I was involved in every step of designing this software, with an eye for efficiency. I also took a central role in designing a major website update we performed after a few years in business.
An early wireframe I created for our website redesign
I also was the graphic designer and creative director for CatPrint, and performed all graphic design duties for the length of my time with the company. This included both print and web graphic design.
A web design mockup I created in Photoshop
An advertising postcard showing vector art I created in Illustrator
When building the software tools and our revamped website, I hired outside software contractors.
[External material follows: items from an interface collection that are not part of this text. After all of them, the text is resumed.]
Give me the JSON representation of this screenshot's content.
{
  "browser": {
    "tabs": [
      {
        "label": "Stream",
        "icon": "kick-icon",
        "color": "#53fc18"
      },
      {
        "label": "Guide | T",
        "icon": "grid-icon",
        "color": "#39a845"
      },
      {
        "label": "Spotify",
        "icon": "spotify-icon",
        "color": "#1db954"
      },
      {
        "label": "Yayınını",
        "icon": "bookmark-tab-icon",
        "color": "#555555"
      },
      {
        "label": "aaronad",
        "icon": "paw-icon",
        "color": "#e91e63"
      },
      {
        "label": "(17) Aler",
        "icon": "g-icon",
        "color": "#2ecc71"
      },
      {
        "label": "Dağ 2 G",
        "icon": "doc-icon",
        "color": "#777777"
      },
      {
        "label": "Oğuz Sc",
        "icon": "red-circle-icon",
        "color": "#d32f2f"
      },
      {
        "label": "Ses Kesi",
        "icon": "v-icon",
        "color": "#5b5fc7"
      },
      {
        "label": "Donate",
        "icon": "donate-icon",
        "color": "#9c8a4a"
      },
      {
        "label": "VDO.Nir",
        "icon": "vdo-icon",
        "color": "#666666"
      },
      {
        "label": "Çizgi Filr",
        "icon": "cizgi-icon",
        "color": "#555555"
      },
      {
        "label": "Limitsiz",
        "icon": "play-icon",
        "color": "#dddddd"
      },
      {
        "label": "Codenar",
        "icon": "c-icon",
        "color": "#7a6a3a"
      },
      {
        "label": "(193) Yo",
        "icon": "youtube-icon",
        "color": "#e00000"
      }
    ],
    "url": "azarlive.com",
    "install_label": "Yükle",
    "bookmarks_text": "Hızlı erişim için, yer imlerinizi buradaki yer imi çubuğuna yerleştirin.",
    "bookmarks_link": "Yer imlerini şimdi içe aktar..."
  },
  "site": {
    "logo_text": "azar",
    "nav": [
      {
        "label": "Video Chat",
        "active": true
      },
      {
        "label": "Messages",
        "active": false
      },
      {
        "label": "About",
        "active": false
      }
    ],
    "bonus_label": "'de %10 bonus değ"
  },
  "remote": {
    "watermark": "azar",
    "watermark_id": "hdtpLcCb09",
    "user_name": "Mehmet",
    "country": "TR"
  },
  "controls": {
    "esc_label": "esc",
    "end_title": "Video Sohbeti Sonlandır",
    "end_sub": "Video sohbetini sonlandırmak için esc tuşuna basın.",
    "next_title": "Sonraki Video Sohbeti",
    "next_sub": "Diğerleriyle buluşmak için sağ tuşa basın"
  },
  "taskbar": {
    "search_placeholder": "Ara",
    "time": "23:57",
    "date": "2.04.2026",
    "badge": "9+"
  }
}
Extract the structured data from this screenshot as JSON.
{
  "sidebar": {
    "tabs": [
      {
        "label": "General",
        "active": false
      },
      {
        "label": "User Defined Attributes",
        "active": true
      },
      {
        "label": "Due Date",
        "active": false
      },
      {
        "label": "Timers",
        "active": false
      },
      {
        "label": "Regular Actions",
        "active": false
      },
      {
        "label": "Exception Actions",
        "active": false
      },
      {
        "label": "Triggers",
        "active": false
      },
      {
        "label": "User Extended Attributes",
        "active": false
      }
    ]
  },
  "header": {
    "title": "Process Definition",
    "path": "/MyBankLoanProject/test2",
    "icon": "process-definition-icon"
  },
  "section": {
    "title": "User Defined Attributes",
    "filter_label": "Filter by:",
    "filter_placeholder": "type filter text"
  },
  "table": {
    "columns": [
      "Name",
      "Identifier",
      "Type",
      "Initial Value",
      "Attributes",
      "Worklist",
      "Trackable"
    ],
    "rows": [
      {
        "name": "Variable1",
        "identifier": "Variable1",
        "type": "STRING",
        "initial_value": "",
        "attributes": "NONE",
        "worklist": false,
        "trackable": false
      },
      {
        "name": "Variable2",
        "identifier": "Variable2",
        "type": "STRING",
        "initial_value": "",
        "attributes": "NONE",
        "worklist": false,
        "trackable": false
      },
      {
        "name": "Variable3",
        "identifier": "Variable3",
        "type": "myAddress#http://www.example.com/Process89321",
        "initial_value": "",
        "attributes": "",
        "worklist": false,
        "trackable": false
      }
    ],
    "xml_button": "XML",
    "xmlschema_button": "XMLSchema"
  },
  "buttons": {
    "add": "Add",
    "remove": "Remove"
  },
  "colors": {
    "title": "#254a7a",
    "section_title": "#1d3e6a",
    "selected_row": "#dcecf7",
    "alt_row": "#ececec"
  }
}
I was the key liaison between our company and theirs, and fulfilled a project manager role, making sure that the projects stayed on target, and that they conformed to our intentions and designs at every step.
I did not actually develop much code myself, but I did have to become well versed in Ruby on Rails in order to keep track of what was happening with the development of our software.
I was the primary designer of our print production process. I decided on the machines we purchased, where they would be placed within our office, and how they would be used. I decided which paper stocks we would use, where they would be stored, and how our print queue operated to best minimize paper changes (a time-consuming process). The result of these systems was that CatPrint has an extremely fast internal turnaround time that has been praised by Xerox (one of our major industrial suppliers), and has been used by Xerox as an example to their other customers.
One system I helped design was using barcodes printed on job sheets that follow a print job through the process, which helped reduce errors, reduce machine setup time (through integrating barcode scanners and custom software), reduce shipping time (barcodes eliminate need to manually type in customer addresses), and improve efficiency.
In addition to my responsibilities described above, I was also the chief architect of the company, in charge of business development, accounting (for the first two years, until we hired an accountant), all of our marketing efforts (including presence at tradeshows and heavy use of Google Adwords), graphic design for our web and print marketing, and in the early days, the actual print production. Because CatPrint was a startup, I also did a host of other things, like taking out the garbage, doing the dishes in the company kitchen, and finding cheap but fun places to have company happy hours.
A booth backdrop I created for the National Stationary Show
I left CatPrint to pursue other opportunities, including education to focus on the passion for interaction design that I discovered while starting the company. I am still on extremely amicable terms with the company.